It does not take in-depth training in diplomacy and international politics to realize this plan is unrealistic. Achieving only a few of these objectives requires Herculean effort. Biden’s intentions to do all might be real, and if that is the case, we are likely to witness an overstretched United States that would be hamstrung to achieve much in every goal and, worse, incapable of responding to contingency that requires immediate attention. Overcommitment to international affairs will also reduce the approval of the administration among the public. COVID-weary Americans now more than ever wants a government to focus more on what is going on inside their country than abroad.
The United States that is omnipresent in different regions, also reduces its ability to manage and balance China’s rise. The China that Biden faces now is different from the one in 2008. Overcommitment to a plethora of issues further handicaps the administration from doing so effectively. Unfortunately, the new administration still has not developed a clear strategy to respond to China.
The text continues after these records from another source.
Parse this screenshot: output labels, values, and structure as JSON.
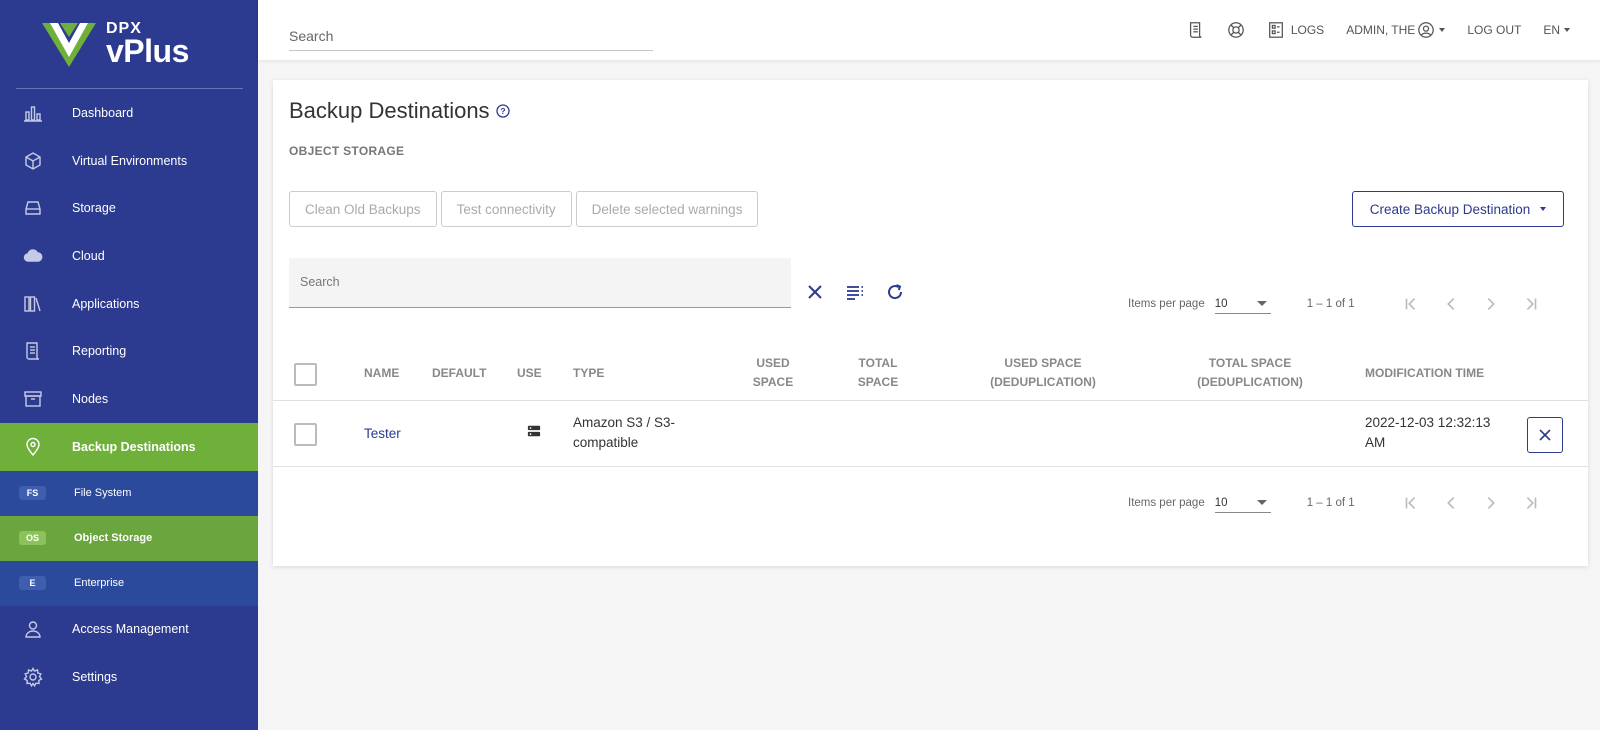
{
  "app": {
    "logo": {
      "brand_small": "DPX",
      "brand_large": "vPlus"
    }
  },
  "sidebar": {
    "items": [
      {
        "label": "Dashboard",
        "icon": "bar-chart-icon"
      },
      {
        "label": "Virtual Environments",
        "icon": "cube-icon"
      },
      {
        "label": "Storage",
        "icon": "hard-drive-icon"
      },
      {
        "label": "Cloud",
        "icon": "cloud-icon"
      },
      {
        "label": "Applications",
        "icon": "books-icon"
      },
      {
        "label": "Reporting",
        "icon": "report-icon"
      },
      {
        "label": "Nodes",
        "icon": "archive-box-icon"
      },
      {
        "label": "Backup Destinations",
        "icon": "location-pin-icon",
        "active": true
      },
      {
        "label": "Access Management",
        "icon": "user-icon"
      },
      {
        "label": "Settings",
        "icon": "gear-icon"
      }
    ],
    "sub_items": [
      {
        "badge": "FS",
        "label": "File System"
      },
      {
        "badge": "OS",
        "label": "Object Storage",
        "active": true
      },
      {
        "badge": "E",
        "label": "Enterprise"
      }
    ],
    "colors": {
      "background": "#2c3a8f",
      "active": "#6fb03a"
    }
  },
  "topbar": {
    "search_placeholder": "Search",
    "logs_label": "LOGS",
    "user_label": "ADMIN, THE",
    "logout_label": "LOG OUT",
    "language": "EN"
  },
  "main": {
    "title": "Backup Destinations",
    "section": "OBJECT STORAGE",
    "buttons": {
      "clean": "Clean Old Backups",
      "test": "Test connectivity",
      "delete_warnings": "Delete selected warnings",
      "create": "Create Backup Destination"
    },
    "table_search_placeholder": "Search",
    "pager": {
      "label": "Items per page",
      "per_page": "10",
      "range": "1 – 1 of 1"
    },
    "columns": {
      "name": "NAME",
      "default": "DEFAULT",
      "use": "USE",
      "type": "TYPE",
      "used_space_1": "USED",
      "used_space_2": "SPACE",
      "total_space_1": "TOTAL",
      "total_space_2": "SPACE",
      "used_dedup_1": "USED SPACE",
      "used_dedup_2": "(DEDUPLICATION)",
      "total_dedup_1": "TOTAL SPACE",
      "total_dedup_2": "(DEDUPLICATION)",
      "mod_time": "MODIFICATION TIME"
    },
    "rows": [
      {
        "name": "Tester",
        "use_icon": "server-icon",
        "type_line1": "Amazon S3 / S3-",
        "type_line2": "compatible",
        "mod_line1": "2022-12-03 12:32:13",
        "mod_line2": "AM"
      }
    ],
    "accent_color": "#2c3a8f"
  }
}
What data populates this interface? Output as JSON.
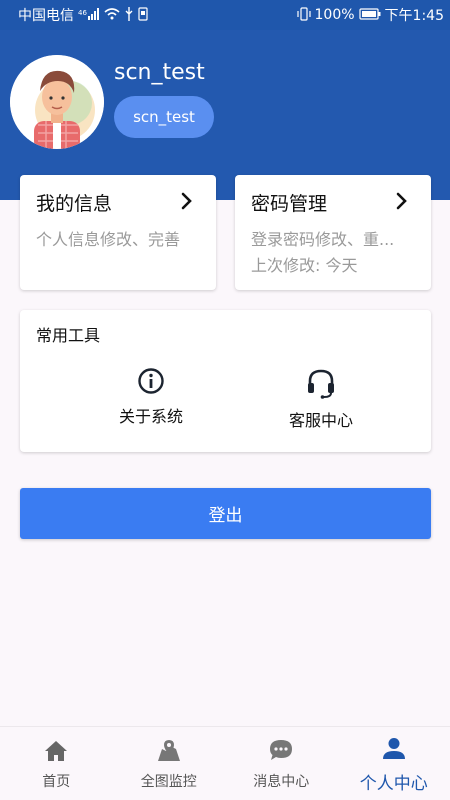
{
  "status_bar": {
    "carrier": "中国电信",
    "signal": "⁴⁶",
    "battery": "100%",
    "time": "下午1:45"
  },
  "profile": {
    "username": "scn_test",
    "chip_label": "scn_test"
  },
  "cards": {
    "info": {
      "title": "我的信息",
      "description": "个人信息修改、完善"
    },
    "password": {
      "title": "密码管理",
      "line1": "登录密码修改、重...",
      "line2": "上次修改: 今天"
    }
  },
  "tools": {
    "title": "常用工具",
    "about_label": "关于系统",
    "service_label": "客服中心"
  },
  "logout_label": "登出",
  "nav": {
    "home": "首页",
    "map": "全图监控",
    "messages": "消息中心",
    "personal": "个人中心"
  },
  "colors": {
    "header": "#2359af",
    "accent": "#3a7cf2",
    "active_nav": "#1f57ac"
  }
}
For example, in responding to recent human rights abuses in Hong Kong, the Biden administration seems haphazard, if not muted, in responding to China’s continuing challenges to US hegemony and its devastating behavior in destroying human rights and democracy in Hong Kong. Similar to China’s human rights abuses of Uyghurs, the US needs to take a leading role in defending global human rights standards.
If indecisiveness in responding to China’s behaviors becomes the norm for the new administration, it might embolden the CCP to take risky actions knowing that an overstretched US is unlikely to respond effectively. For China, such a condition is opportune to test the waters about the US commitment to Taiwan in an armed conflict. If increasing Chinese aggression toward Taiwan is unaddressed by the new administration, it might eventually lead China to attempt a surprise attack knowing that the US will not respond as they did in 1996. This will not be the first time for China to test the waters. China’s militarization of the South China Sea has also proven its ambition to keep challenging the US and international society’s bottom line.
If the waters are tested with the PLA launching its military forces on Taiwan, there will be no return to existing peaceful but contentious trilateral relations between the US, Taiwan, and China. The cross-Strait conflict will result in tremendous casualties on the Taiwan side. China might also suffer greatly, but if the conflict results in a quick victory, the CCP will be able to justify its costs. The US will have the most to lose here. Not only does it lose a strategic ally to balance China, but the inability to defend Taiwan in need will also tarnish the US reputation among its allies.
Losing Taiwan would likely to be the first step in the hegemonic transition from the United States to China, but there is a way to prevent it. Drop overcommitment and continue to focus on China’s challenges. Whether the US can properly manage and contain China’s rise in the near future will determine not only the fate of Taiwan and the regional security of East Asia but also the new global order and the future of humanity. The maxim less is more can also apply to international relations.
Further Reading on E-International Relations